==== Listed records

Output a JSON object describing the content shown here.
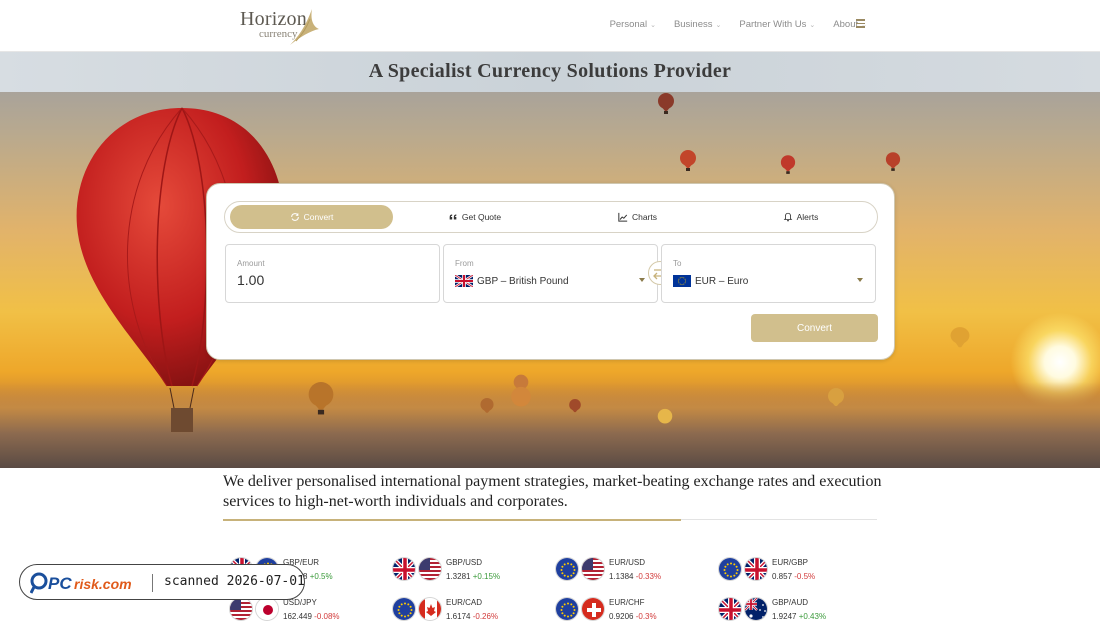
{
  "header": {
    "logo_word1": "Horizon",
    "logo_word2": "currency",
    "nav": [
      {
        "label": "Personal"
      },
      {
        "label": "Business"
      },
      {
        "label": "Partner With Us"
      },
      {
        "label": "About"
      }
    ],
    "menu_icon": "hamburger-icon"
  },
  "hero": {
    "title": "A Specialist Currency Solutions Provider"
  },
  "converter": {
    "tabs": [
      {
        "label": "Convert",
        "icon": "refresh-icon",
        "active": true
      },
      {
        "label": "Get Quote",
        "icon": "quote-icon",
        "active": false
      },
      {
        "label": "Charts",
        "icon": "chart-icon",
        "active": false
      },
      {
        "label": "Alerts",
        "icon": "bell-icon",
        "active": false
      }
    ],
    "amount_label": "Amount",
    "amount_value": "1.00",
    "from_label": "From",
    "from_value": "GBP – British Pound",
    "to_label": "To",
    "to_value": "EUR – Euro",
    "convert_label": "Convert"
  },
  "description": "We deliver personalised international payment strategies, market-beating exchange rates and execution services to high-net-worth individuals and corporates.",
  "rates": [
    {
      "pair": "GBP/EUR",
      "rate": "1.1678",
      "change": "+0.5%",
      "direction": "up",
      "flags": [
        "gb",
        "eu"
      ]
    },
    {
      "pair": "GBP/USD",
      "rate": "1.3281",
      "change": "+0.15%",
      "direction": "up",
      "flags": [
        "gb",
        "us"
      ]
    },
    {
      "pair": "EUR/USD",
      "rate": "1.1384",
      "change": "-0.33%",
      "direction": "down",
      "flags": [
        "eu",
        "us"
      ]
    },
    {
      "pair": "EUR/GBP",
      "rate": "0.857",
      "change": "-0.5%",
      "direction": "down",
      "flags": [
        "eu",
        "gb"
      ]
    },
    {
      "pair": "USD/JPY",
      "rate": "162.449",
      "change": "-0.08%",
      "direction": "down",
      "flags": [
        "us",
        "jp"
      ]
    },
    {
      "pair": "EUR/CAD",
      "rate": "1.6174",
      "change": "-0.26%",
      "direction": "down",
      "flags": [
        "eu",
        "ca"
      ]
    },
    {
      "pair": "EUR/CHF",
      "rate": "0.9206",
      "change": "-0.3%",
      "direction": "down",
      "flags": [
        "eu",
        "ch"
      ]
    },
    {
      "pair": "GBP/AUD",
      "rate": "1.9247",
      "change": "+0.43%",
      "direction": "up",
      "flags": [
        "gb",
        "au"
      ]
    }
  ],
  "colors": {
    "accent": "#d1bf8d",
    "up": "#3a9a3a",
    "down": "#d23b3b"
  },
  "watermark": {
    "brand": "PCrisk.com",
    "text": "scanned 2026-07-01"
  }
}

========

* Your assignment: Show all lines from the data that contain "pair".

* Written response:
      "pair": "GBP/EUR",
      "pair": "GBP/USD",
      "pair": "EUR/USD",
      "pair": "EUR/GBP",
      "pair": "USD/JPY",
      "pair": "EUR/CAD",
      "pair": "EUR/CHF",
      "pair": "GBP/AUD",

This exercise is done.